Anyway, it was he, grand Old Uncle Stagnant who taught me about the different breeds of birds, both the small brown ones and the ones that are not the small brown ones. He taught me how to recognise the subtle differences between ramblers and orienteers (check for the telltale compass) and how to fleece money off them and off other tourists too.
It was Grand Old Uncle Stagnant too, who gave me my first brace of breeding hairstylists, even though my parents considered me far too young to take on such an onerous responsibility. ‘Why the lad’s barely started wanking, and you’m already giving him hairstylists. Paah!’ my father opined dismissively on that one memorable day he sobered up enough to notice his surroundings.
Even, yes, it was indeed Grand Old Uncle Stagnant, one late spring evening up on Torhillmountrisebank Hill, who showed me the true delight a man can experience in the company of his sheep flock.
Yes, I owe a great debt of gratitude to Grand Old Uncle Stagnant.

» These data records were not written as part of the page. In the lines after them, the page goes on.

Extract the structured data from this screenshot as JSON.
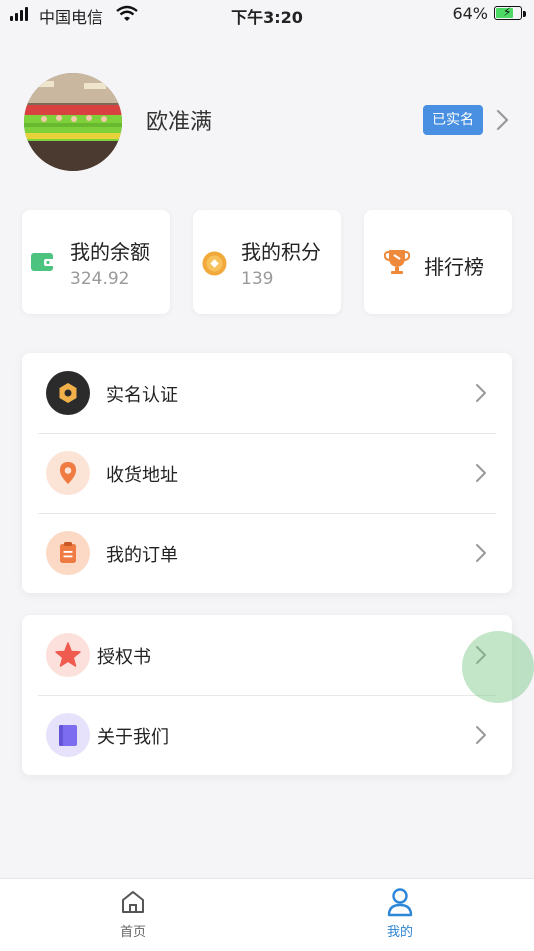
{
  "status_bar": {
    "carrier": "中国电信",
    "time": "下午3:20",
    "battery": "64%"
  },
  "profile": {
    "name": "欧准满",
    "badge": "已实名"
  },
  "stats": [
    {
      "title": "我的余额",
      "value": "324.92",
      "icon": "wallet-icon",
      "color": "#4cc47f"
    },
    {
      "title": "我的积分",
      "value": "139",
      "icon": "coin-icon",
      "color": "#f2a93b"
    },
    {
      "title": "排行榜",
      "value": "",
      "icon": "trophy-icon",
      "color": "#ef8a3c"
    }
  ],
  "menu_main": [
    {
      "label": "实名认证",
      "icon": "verify-icon",
      "color": "#2b2b2b"
    },
    {
      "label": "收货地址",
      "icon": "location-pin-icon",
      "color": "#ef7a42"
    },
    {
      "label": "我的订单",
      "icon": "order-clipboard-icon",
      "color": "#ef7a42"
    }
  ],
  "menu_secondary": [
    {
      "label": "授权书",
      "icon": "star-icon",
      "color": "#ef5b4f"
    },
    {
      "label": "关于我们",
      "icon": "book-icon",
      "color": "#7b6cf0"
    }
  ],
  "tabs": [
    {
      "label": "首页",
      "icon": "home-icon",
      "active": false
    },
    {
      "label": "我的",
      "icon": "user-icon",
      "active": true
    }
  ],
  "colors": {
    "accent": "#2d86d6",
    "badge": "#4a90e2",
    "background": "#f5f5f7"
  }
}
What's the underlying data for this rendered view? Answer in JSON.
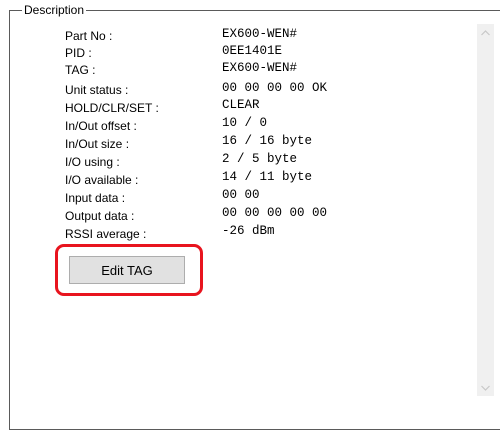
{
  "groupbox": {
    "title": "Description"
  },
  "fields": [
    {
      "label": "Part No :",
      "value": "EX600-WEN#"
    },
    {
      "label": "PID :",
      "value": "0EE1401E"
    },
    {
      "label": "TAG :",
      "value": "EX600-WEN#"
    },
    {
      "label": "Unit status :",
      "value": "00 00 00 00 OK"
    },
    {
      "label": "HOLD/CLR/SET :",
      "value": "CLEAR"
    },
    {
      "label": "In/Out offset :",
      "value": "10 / 0"
    },
    {
      "label": "In/Out size :",
      "value": "16 / 16 byte"
    },
    {
      "label": "I/O using :",
      "value": "2 / 5 byte"
    },
    {
      "label": "I/O available :",
      "value": "14 / 11 byte"
    },
    {
      "label": "Input data :",
      "value": "00 00"
    },
    {
      "label": "Output data :",
      "value": "00 00 00 00 00"
    },
    {
      "label": "RSSI average :",
      "value": "-26 dBm"
    }
  ],
  "edit_tag_button": {
    "label": "Edit TAG"
  },
  "colors": {
    "highlight": "#e8141e",
    "button_bg": "#e1e1e1",
    "scrollbar_bg": "#f0f0f0"
  }
}
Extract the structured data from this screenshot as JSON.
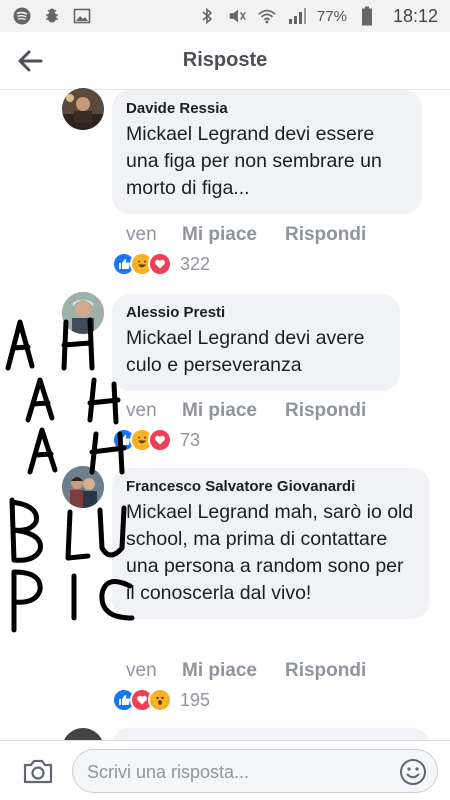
{
  "statusbar": {
    "left_icons": [
      "spotify-icon",
      "bug-icon",
      "image-icon"
    ],
    "right_icons": [
      "bluetooth-icon",
      "mute-icon",
      "wifi-icon",
      "signal-icon"
    ],
    "battery": "77%",
    "time": "18:12"
  },
  "header": {
    "title": "Risposte"
  },
  "comments": [
    {
      "author": "Davide Ressia",
      "text": "Mickael Legrand devi essere una figa per non sembrare un morto di figa...",
      "time": "ven",
      "like": "Mi piace",
      "reply": "Rispondi",
      "reaction_count": "322",
      "reactions": [
        "like",
        "haha",
        "love"
      ]
    },
    {
      "author": "Alessio Presti",
      "text": "Mickael Legrand devi avere culo e perseveranza",
      "time": "ven",
      "like": "Mi piace",
      "reply": "Rispondi",
      "reaction_count": "73",
      "reactions": [
        "like",
        "haha",
        "love"
      ]
    },
    {
      "author": "Francesco Salvatore Giovanardi",
      "text": "Mickael Legrand mah, sarò io old school, ma prima di contattare una persona a random sono per il conoscerla dal vivo!",
      "time": "ven",
      "like": "Mi piace",
      "reply": "Rispondi",
      "reaction_count": "195",
      "reactions": [
        "like",
        "love",
        "wow"
      ]
    }
  ],
  "handwriting": [
    "A H",
    "A H",
    "A H",
    "B L U",
    "P I C"
  ],
  "composer": {
    "placeholder": "Scrivi una risposta..."
  },
  "colors": {
    "like": "#1877f2",
    "love": "#f33e58",
    "haha": "#f7b125",
    "meta": "#90949c",
    "bubble": "#f0f2f5"
  }
}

For without his advice and wisdom I would not be half the man, a Hairstylist breeder, or the proud upstanding pervert I am today.
*Rather, what they need is the wisdom to see that all adults are flawed, imperfect, but most do try to be good and do their best, and that true humanity comes from developing internally, not slavishly following others, especially those that only have the superficial trappings of material success.